** Opening GIVEN DATA block **

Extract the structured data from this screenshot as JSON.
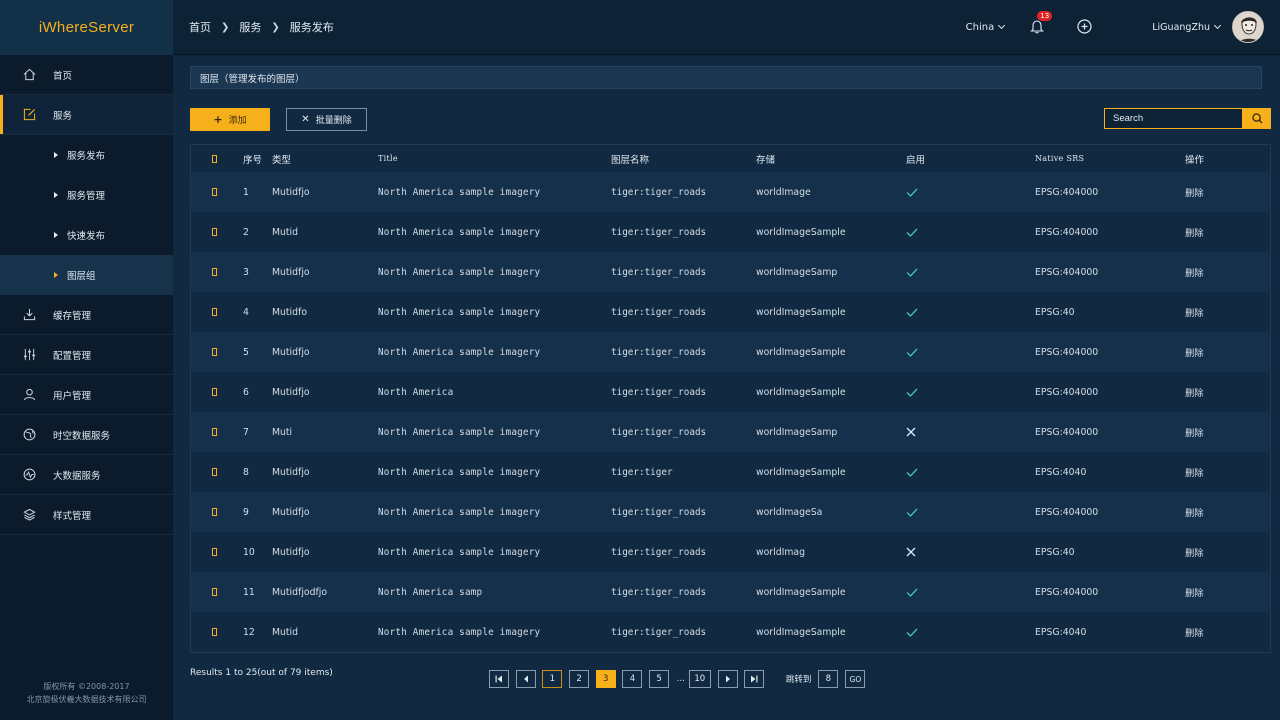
{
  "app": {
    "title": "iWhereServer"
  },
  "header": {
    "breadcrumb": [
      "首页",
      "服务",
      "服务发布"
    ],
    "region": "China",
    "notification_count": "13",
    "user_name": "LiGuangZhu"
  },
  "sidebar": {
    "items": [
      {
        "label": "首页",
        "icon": "home-icon"
      },
      {
        "label": "服务",
        "icon": "edit-icon"
      },
      {
        "label": "缓存管理",
        "icon": "download-icon"
      },
      {
        "label": "配置管理",
        "icon": "sliders-icon"
      },
      {
        "label": "用户管理",
        "icon": "user-icon"
      },
      {
        "label": "时空数据服务",
        "icon": "globe-icon"
      },
      {
        "label": "大数据服务",
        "icon": "pulse-icon"
      },
      {
        "label": "样式管理",
        "icon": "layers-icon"
      }
    ],
    "sub_items": [
      "服务发布",
      "服务管理",
      "快速发布",
      "图层组"
    ],
    "copyright_line1": "版权所有 ©2008-2017",
    "copyright_line2": "北京旋极伏羲大数据技术有限公司"
  },
  "main": {
    "section_title": "图层（管理发布的图层）",
    "add_label": "添加",
    "batch_delete_label": "批量删除",
    "search_placeholder": "Search"
  },
  "table": {
    "headers": [
      "序号",
      "类型",
      "Title",
      "图层名称",
      "存储",
      "启用",
      "Native SRS",
      "操作"
    ],
    "rows": [
      {
        "no": "1",
        "type": "Mutidfjo",
        "title": "North America sample imagery",
        "layer": "tiger:tiger_roads",
        "store": "worldImage",
        "enabled": true,
        "srs": "EPSG:404000",
        "action": "删除"
      },
      {
        "no": "2",
        "type": "Mutid",
        "title": "North America sample imagery",
        "layer": "tiger:tiger_roads",
        "store": "worldImageSample",
        "enabled": true,
        "srs": "EPSG:404000",
        "action": "删除"
      },
      {
        "no": "3",
        "type": "Mutidfjo",
        "title": "North America sample imagery",
        "layer": "tiger:tiger_roads",
        "store": "worldImageSamp",
        "enabled": true,
        "srs": "EPSG:404000",
        "action": "删除"
      },
      {
        "no": "4",
        "type": "Mutidfo",
        "title": "North America sample imagery",
        "layer": "tiger:tiger_roads",
        "store": "worldImageSample",
        "enabled": true,
        "srs": "EPSG:40",
        "action": "删除"
      },
      {
        "no": "5",
        "type": "Mutidfjo",
        "title": "North America sample imagery",
        "layer": "tiger:tiger_roads",
        "store": "worldImageSample",
        "enabled": true,
        "srs": "EPSG:404000",
        "action": "删除"
      },
      {
        "no": "6",
        "type": "Mutidfjo",
        "title": "North America",
        "layer": "tiger:tiger_roads",
        "store": "worldImageSample",
        "enabled": true,
        "srs": "EPSG:404000",
        "action": "删除"
      },
      {
        "no": "7",
        "type": "Muti",
        "title": "North America sample imagery",
        "layer": "tiger:tiger_roads",
        "store": "worldImageSamp",
        "enabled": false,
        "srs": "EPSG:404000",
        "action": "删除"
      },
      {
        "no": "8",
        "type": "Mutidfjo",
        "title": "North America sample imagery",
        "layer": "tiger:tiger",
        "store": "worldImageSample",
        "enabled": true,
        "srs": "EPSG:4040",
        "action": "删除"
      },
      {
        "no": "9",
        "type": "Mutidfjo",
        "title": "North America sample imagery",
        "layer": "tiger:tiger_roads",
        "store": "worldImageSa",
        "enabled": true,
        "srs": "EPSG:404000",
        "action": "删除"
      },
      {
        "no": "10",
        "type": "Mutidfjo",
        "title": "North America sample imagery",
        "layer": "tiger:tiger_roads",
        "store": "worldImag",
        "enabled": false,
        "srs": "EPSG:40",
        "action": "删除"
      },
      {
        "no": "11",
        "type": "Mutidfjodfjo",
        "title": "North America samp",
        "layer": "tiger:tiger_roads",
        "store": "worldImageSample",
        "enabled": true,
        "srs": "EPSG:404000",
        "action": "删除"
      },
      {
        "no": "12",
        "type": "Mutid",
        "title": "North America sample imagery",
        "layer": "tiger:tiger_roads",
        "store": "worldImageSample",
        "enabled": true,
        "srs": "EPSG:4040",
        "action": "删除"
      }
    ]
  },
  "pagination": {
    "results_text": "Results 1 to 25(out of 79 items)",
    "pages": [
      "1",
      "2",
      "3",
      "4",
      "5",
      "...",
      "10"
    ],
    "current_page": "3",
    "goto_label": "跳转到",
    "goto_value": "8",
    "go_label": "GO"
  },
  "colors": {
    "accent": "#f5b01c",
    "check": "#3ec9b0",
    "background": "#112a42",
    "sidebar": "#0c1b2b"
  }
}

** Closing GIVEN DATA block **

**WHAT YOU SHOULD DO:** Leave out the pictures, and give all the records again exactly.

**TASK RESULT:**
Extract the structured data from this screenshot as JSON.
{
  "app": {
    "title": "iWhereServer"
  },
  "header": {
    "breadcrumb": [
      "首页",
      "服务",
      "服务发布"
    ],
    "region": "China",
    "notification_count": "13",
    "user_name": "LiGuangZhu"
  },
  "sidebar": {
    "items": [
      {
        "label": "首页",
        "icon": "home-icon"
      },
      {
        "label": "服务",
        "icon": "edit-icon"
      },
      {
        "label": "缓存管理",
        "icon": "download-icon"
      },
      {
        "label": "配置管理",
        "icon": "sliders-icon"
      },
      {
        "label": "用户管理",
        "icon": "user-icon"
      },
      {
        "label": "时空数据服务",
        "icon": "globe-icon"
      },
      {
        "label": "大数据服务",
        "icon": "pulse-icon"
      },
      {
        "label": "样式管理",
        "icon": "layers-icon"
      }
    ],
    "sub_items": [
      "服务发布",
      "服务管理",
      "快速发布",
      "图层组"
    ],
    "copyright_line1": "版权所有 ©2008-2017",
    "copyright_line2": "北京旋极伏羲大数据技术有限公司"
  },
  "main": {
    "section_title": "图层（管理发布的图层）",
    "add_label": "添加",
    "batch_delete_label": "批量删除",
    "search_placeholder": "Search"
  },
  "table": {
    "headers": [
      "序号",
      "类型",
      "Title",
      "图层名称",
      "存储",
      "启用",
      "Native SRS",
      "操作"
    ],
    "rows": [
      {
        "no": "1",
        "type": "Mutidfjo",
        "title": "North America sample imagery",
        "layer": "tiger:tiger_roads",
        "store": "worldImage",
        "enabled": true,
        "srs": "EPSG:404000",
        "action": "删除"
      },
      {
        "no": "2",
        "type": "Mutid",
        "title": "North America sample imagery",
        "layer": "tiger:tiger_roads",
        "store": "worldImageSample",
        "enabled": true,
        "srs": "EPSG:404000",
        "action": "删除"
      },
      {
        "no": "3",
        "type": "Mutidfjo",
        "title": "North America sample imagery",
        "layer": "tiger:tiger_roads",
        "store": "worldImageSamp",
        "enabled": true,
        "srs": "EPSG:404000",
        "action": "删除"
      },
      {
        "no": "4",
        "type": "Mutidfo",
        "title": "North America sample imagery",
        "layer": "tiger:tiger_roads",
        "store": "worldImageSample",
        "enabled": true,
        "srs": "EPSG:40",
        "action": "删除"
      },
      {
        "no": "5",
        "type": "Mutidfjo",
        "title": "North America sample imagery",
        "layer": "tiger:tiger_roads",
        "store": "worldImageSample",
        "enabled": true,
        "srs": "EPSG:404000",
        "action": "删除"
      },
      {
        "no": "6",
        "type": "Mutidfjo",
        "title": "North America",
        "layer": "tiger:tiger_roads",
        "store": "worldImageSample",
        "enabled": true,
        "srs": "EPSG:404000",
        "action": "删除"
      },
      {
        "no": "7",
        "type": "Muti",
        "title": "North America sample imagery",
        "layer": "tiger:tiger_roads",
        "store": "worldImageSamp",
        "enabled": false,
        "srs": "EPSG:404000",
        "action": "删除"
      },
      {
        "no": "8",
        "type": "Mutidfjo",
        "title": "North America sample imagery",
        "layer": "tiger:tiger",
        "store": "worldImageSample",
        "enabled": true,
        "srs": "EPSG:4040",
        "action": "删除"
      },
      {
        "no": "9",
        "type": "Mutidfjo",
        "title": "North America sample imagery",
        "layer": "tiger:tiger_roads",
        "store": "worldImageSa",
        "enabled": true,
        "srs": "EPSG:404000",
        "action": "删除"
      },
      {
        "no": "10",
        "type": "Mutidfjo",
        "title": "North America sample imagery",
        "layer": "tiger:tiger_roads",
        "store": "worldImag",
        "enabled": false,
        "srs": "EPSG:40",
        "action": "删除"
      },
      {
        "no": "11",
        "type": "Mutidfjodfjo",
        "title": "North America samp",
        "layer": "tiger:tiger_roads",
        "store": "worldImageSample",
        "enabled": true,
        "srs": "EPSG:404000",
        "action": "删除"
      },
      {
        "no": "12",
        "type": "Mutid",
        "title": "North America sample imagery",
        "layer": "tiger:tiger_roads",
        "store": "worldImageSample",
        "enabled": true,
        "srs": "EPSG:4040",
        "action": "删除"
      }
    ]
  },
  "pagination": {
    "results_text": "Results 1 to 25(out of 79 items)",
    "pages": [
      "1",
      "2",
      "3",
      "4",
      "5",
      "...",
      "10"
    ],
    "current_page": "3",
    "goto_label": "跳转到",
    "goto_value": "8",
    "go_label": "GO"
  },
  "colors": {
    "accent": "#f5b01c",
    "check": "#3ec9b0",
    "background": "#112a42",
    "sidebar": "#0c1b2b"
  }
}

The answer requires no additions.